# [Goal of the exercise]
Without including any pictures, write out all the entries exactly.

# [Extracted records]
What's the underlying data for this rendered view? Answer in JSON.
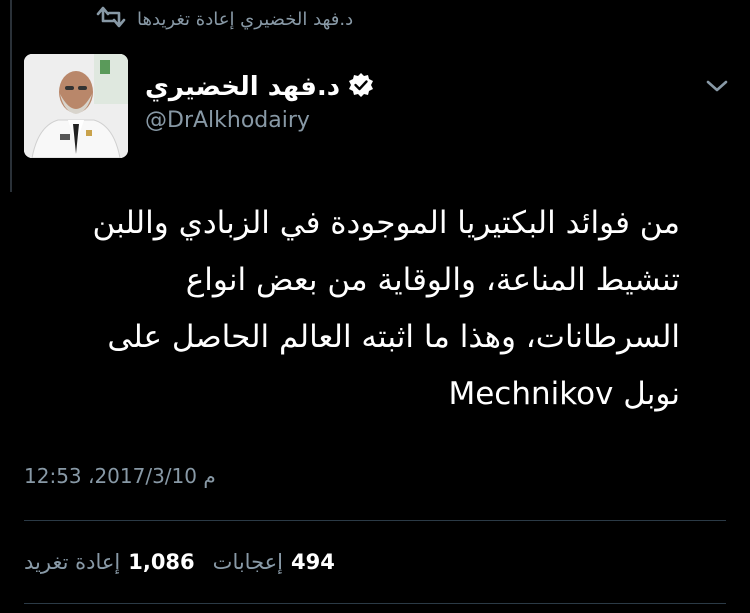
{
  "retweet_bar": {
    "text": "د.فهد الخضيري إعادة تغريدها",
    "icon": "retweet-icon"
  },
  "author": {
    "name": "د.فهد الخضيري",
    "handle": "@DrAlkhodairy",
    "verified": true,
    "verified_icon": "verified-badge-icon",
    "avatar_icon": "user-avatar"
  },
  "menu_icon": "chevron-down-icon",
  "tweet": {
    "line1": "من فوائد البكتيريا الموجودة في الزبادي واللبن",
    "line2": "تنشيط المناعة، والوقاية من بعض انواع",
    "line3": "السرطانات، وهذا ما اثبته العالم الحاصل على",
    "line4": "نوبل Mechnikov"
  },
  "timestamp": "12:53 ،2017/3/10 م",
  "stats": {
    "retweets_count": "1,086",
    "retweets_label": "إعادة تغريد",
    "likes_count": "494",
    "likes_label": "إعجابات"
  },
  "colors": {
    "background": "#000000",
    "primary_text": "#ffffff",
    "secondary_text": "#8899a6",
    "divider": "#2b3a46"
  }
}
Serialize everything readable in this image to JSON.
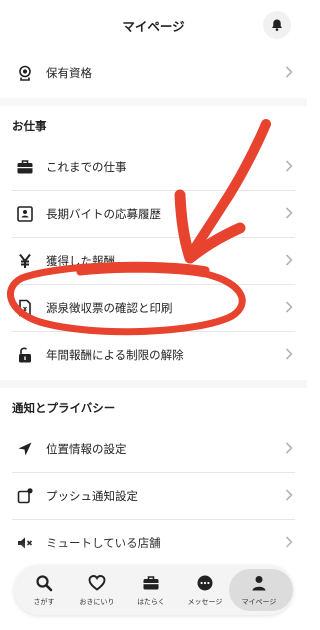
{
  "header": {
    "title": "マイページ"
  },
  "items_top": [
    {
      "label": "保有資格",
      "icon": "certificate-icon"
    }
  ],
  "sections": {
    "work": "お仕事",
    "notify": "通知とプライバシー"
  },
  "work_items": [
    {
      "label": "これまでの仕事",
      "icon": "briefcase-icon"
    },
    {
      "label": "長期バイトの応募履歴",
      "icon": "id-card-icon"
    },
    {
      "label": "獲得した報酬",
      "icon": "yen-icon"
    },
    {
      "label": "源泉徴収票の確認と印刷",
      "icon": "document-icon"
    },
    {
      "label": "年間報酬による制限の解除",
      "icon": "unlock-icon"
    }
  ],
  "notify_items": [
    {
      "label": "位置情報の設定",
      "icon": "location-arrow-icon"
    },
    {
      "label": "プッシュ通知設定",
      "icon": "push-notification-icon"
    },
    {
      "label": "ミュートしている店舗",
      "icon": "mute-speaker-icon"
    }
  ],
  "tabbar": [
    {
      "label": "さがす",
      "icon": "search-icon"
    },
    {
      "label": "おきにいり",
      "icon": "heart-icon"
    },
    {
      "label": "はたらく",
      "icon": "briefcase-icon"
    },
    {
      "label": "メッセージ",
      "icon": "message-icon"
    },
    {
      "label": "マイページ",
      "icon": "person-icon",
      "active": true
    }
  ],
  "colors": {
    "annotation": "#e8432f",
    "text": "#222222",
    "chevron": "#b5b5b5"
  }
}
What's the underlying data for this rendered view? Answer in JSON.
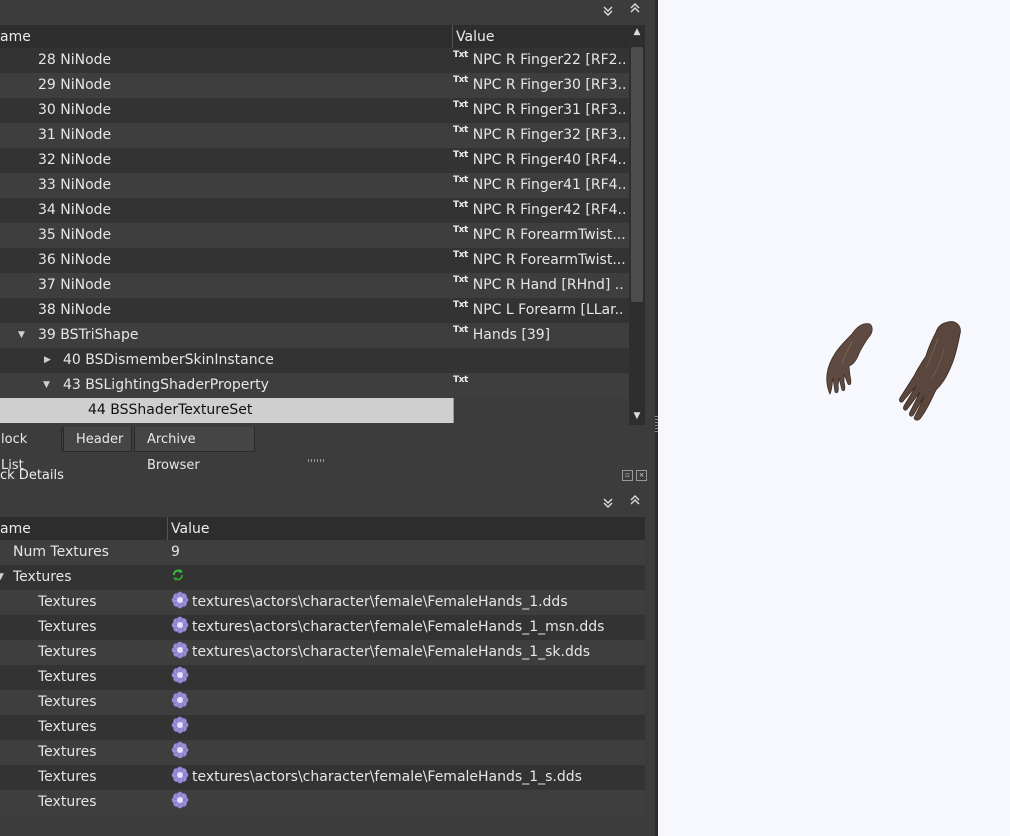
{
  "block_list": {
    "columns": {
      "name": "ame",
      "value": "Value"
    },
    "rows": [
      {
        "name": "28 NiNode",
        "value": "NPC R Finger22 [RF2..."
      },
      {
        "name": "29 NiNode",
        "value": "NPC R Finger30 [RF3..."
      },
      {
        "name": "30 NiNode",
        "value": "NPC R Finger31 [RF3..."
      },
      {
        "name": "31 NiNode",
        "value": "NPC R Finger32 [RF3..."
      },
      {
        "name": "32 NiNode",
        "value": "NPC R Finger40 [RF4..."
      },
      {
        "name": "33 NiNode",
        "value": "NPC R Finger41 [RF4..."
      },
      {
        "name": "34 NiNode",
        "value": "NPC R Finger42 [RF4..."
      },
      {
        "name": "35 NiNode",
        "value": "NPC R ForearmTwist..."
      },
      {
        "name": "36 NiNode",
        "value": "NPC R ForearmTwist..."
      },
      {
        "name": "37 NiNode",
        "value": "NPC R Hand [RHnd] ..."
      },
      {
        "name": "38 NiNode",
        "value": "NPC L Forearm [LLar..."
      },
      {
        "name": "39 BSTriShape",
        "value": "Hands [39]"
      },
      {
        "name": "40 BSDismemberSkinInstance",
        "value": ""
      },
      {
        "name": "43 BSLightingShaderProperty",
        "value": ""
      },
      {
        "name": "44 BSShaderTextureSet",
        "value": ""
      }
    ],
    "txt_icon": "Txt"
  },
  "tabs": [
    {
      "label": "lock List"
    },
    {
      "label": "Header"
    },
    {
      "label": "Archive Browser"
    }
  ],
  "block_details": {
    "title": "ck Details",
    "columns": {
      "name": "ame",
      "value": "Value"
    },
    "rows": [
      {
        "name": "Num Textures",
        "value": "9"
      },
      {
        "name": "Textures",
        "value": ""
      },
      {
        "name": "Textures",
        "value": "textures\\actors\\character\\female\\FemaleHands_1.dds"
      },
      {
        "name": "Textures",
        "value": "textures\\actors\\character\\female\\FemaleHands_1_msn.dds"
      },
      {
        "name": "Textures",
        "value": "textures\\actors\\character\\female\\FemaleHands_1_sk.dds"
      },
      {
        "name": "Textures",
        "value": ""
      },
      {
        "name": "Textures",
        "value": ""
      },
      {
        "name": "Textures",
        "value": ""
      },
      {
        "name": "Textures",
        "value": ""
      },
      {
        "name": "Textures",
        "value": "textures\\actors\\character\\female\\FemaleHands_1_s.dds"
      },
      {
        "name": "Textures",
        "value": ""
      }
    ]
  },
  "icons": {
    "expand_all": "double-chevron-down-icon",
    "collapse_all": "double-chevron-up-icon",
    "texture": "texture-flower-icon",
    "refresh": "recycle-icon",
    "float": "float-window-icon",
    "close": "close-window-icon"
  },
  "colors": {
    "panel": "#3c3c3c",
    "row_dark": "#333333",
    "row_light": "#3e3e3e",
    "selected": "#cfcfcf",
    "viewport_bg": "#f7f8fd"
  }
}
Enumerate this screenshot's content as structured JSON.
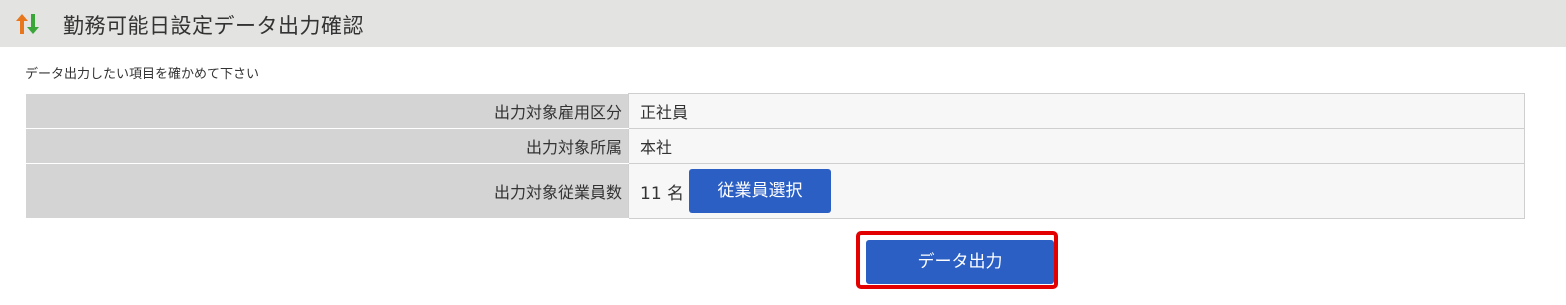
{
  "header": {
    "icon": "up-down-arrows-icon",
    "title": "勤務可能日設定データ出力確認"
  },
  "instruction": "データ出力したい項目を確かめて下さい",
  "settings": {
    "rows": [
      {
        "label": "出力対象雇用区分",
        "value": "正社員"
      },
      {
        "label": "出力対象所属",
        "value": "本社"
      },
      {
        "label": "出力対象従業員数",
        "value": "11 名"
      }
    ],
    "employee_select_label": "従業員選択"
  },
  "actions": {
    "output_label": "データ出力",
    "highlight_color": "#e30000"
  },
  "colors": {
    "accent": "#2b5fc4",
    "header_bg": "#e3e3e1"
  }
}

# [Exercise output]
What's the underlying data for this rendered view? Answer in JSON.
{
  "retweet_bar": {
    "text": "د.فهد الخضيري إعادة تغريدها",
    "icon": "retweet-icon"
  },
  "author": {
    "name": "د.فهد الخضيري",
    "handle": "@DrAlkhodairy",
    "verified": true,
    "verified_icon": "verified-badge-icon",
    "avatar_icon": "user-avatar"
  },
  "menu_icon": "chevron-down-icon",
  "tweet": {
    "line1": "من فوائد البكتيريا الموجودة في الزبادي واللبن",
    "line2": "تنشيط المناعة، والوقاية من بعض انواع",
    "line3": "السرطانات، وهذا ما اثبته العالم الحاصل على",
    "line4": "نوبل Mechnikov"
  },
  "timestamp": "12:53 ،2017/3/10 م",
  "stats": {
    "retweets_count": "1,086",
    "retweets_label": "إعادة تغريد",
    "likes_count": "494",
    "likes_label": "إعجابات"
  },
  "colors": {
    "background": "#000000",
    "primary_text": "#ffffff",
    "secondary_text": "#8899a6",
    "divider": "#2b3a46"
  }
}
Serialize everything readable in this image to JSON.
{
  "header": {
    "title": "マイページ"
  },
  "items_top": [
    {
      "label": "保有資格",
      "icon": "certificate-icon"
    }
  ],
  "sections": {
    "work": "お仕事",
    "notify": "通知とプライバシー"
  },
  "work_items": [
    {
      "label": "これまでの仕事",
      "icon": "briefcase-icon"
    },
    {
      "label": "長期バイトの応募履歴",
      "icon": "id-card-icon"
    },
    {
      "label": "獲得した報酬",
      "icon": "yen-icon"
    },
    {
      "label": "源泉徴収票の確認と印刷",
      "icon": "document-icon"
    },
    {
      "label": "年間報酬による制限の解除",
      "icon": "unlock-icon"
    }
  ],
  "notify_items": [
    {
      "label": "位置情報の設定",
      "icon": "location-arrow-icon"
    },
    {
      "label": "プッシュ通知設定",
      "icon": "push-notification-icon"
    },
    {
      "label": "ミュートしている店舗",
      "icon": "mute-speaker-icon"
    }
  ],
  "tabbar": [
    {
      "label": "さがす",
      "icon": "search-icon"
    },
    {
      "label": "おきにいり",
      "icon": "heart-icon"
    },
    {
      "label": "はたらく",
      "icon": "briefcase-icon"
    },
    {
      "label": "メッセージ",
      "icon": "message-icon"
    },
    {
      "label": "マイページ",
      "icon": "person-icon",
      "active": true
    }
  ],
  "colors": {
    "annotation": "#e8432f",
    "text": "#222222",
    "chevron": "#b5b5b5"
  }
}
What's the underlying data for this rendered view? Answer in JSON.
{
  "block_list": {
    "columns": {
      "name": "ame",
      "value": "Value"
    },
    "rows": [
      {
        "name": "28 NiNode",
        "value": "NPC R Finger22 [RF2..."
      },
      {
        "name": "29 NiNode",
        "value": "NPC R Finger30 [RF3..."
      },
      {
        "name": "30 NiNode",
        "value": "NPC R Finger31 [RF3..."
      },
      {
        "name": "31 NiNode",
        "value": "NPC R Finger32 [RF3..."
      },
      {
        "name": "32 NiNode",
        "value": "NPC R Finger40 [RF4..."
      },
      {
        "name": "33 NiNode",
        "value": "NPC R Finger41 [RF4..."
      },
      {
        "name": "34 NiNode",
        "value": "NPC R Finger42 [RF4..."
      },
      {
        "name": "35 NiNode",
        "value": "NPC R ForearmTwist..."
      },
      {
        "name": "36 NiNode",
        "value": "NPC R ForearmTwist..."
      },
      {
        "name": "37 NiNode",
        "value": "NPC R Hand [RHnd] ..."
      },
      {
        "name": "38 NiNode",
        "value": "NPC L Forearm [LLar..."
      },
      {
        "name": "39 BSTriShape",
        "value": "Hands [39]"
      },
      {
        "name": "40 BSDismemberSkinInstance",
        "value": ""
      },
      {
        "name": "43 BSLightingShaderProperty",
        "value": ""
      },
      {
        "name": "44 BSShaderTextureSet",
        "value": ""
      }
    ],
    "txt_icon": "Txt"
  },
  "tabs": [
    {
      "label": "lock List"
    },
    {
      "label": "Header"
    },
    {
      "label": "Archive Browser"
    }
  ],
  "block_details": {
    "title": "ck Details",
    "columns": {
      "name": "ame",
      "value": "Value"
    },
    "rows": [
      {
        "name": "Num Textures",
        "value": "9"
      },
      {
        "name": "Textures",
        "value": ""
      },
      {
        "name": "Textures",
        "value": "textures\\actors\\character\\female\\FemaleHands_1.dds"
      },
      {
        "name": "Textures",
        "value": "textures\\actors\\character\\female\\FemaleHands_1_msn.dds"
      },
      {
        "name": "Textures",
        "value": "textures\\actors\\character\\female\\FemaleHands_1_sk.dds"
      },
      {
        "name": "Textures",
        "value": ""
      },
      {
        "name": "Textures",
        "value": ""
      },
      {
        "name": "Textures",
        "value": ""
      },
      {
        "name": "Textures",
        "value": ""
      },
      {
        "name": "Textures",
        "value": "textures\\actors\\character\\female\\FemaleHands_1_s.dds"
      },
      {
        "name": "Textures",
        "value": ""
      }
    ]
  },
  "icons": {
    "expand_all": "double-chevron-down-icon",
    "collapse_all": "double-chevron-up-icon",
    "texture": "texture-flower-icon",
    "refresh": "recycle-icon",
    "float": "float-window-icon",
    "close": "close-window-icon"
  },
  "colors": {
    "panel": "#3c3c3c",
    "row_dark": "#333333",
    "row_light": "#3e3e3e",
    "selected": "#cfcfcf",
    "viewport_bg": "#f7f8fd"
  }
}
Enumerate this screenshot's content as structured JSON.
{
  "header": {
    "icon": "up-down-arrows-icon",
    "title": "勤務可能日設定データ出力確認"
  },
  "instruction": "データ出力したい項目を確かめて下さい",
  "settings": {
    "rows": [
      {
        "label": "出力対象雇用区分",
        "value": "正社員"
      },
      {
        "label": "出力対象所属",
        "value": "本社"
      },
      {
        "label": "出力対象従業員数",
        "value": "11 名"
      }
    ],
    "employee_select_label": "従業員選択"
  },
  "actions": {
    "output_label": "データ出力",
    "highlight_color": "#e30000"
  },
  "colors": {
    "accent": "#2b5fc4",
    "header_bg": "#e3e3e1"
  }
}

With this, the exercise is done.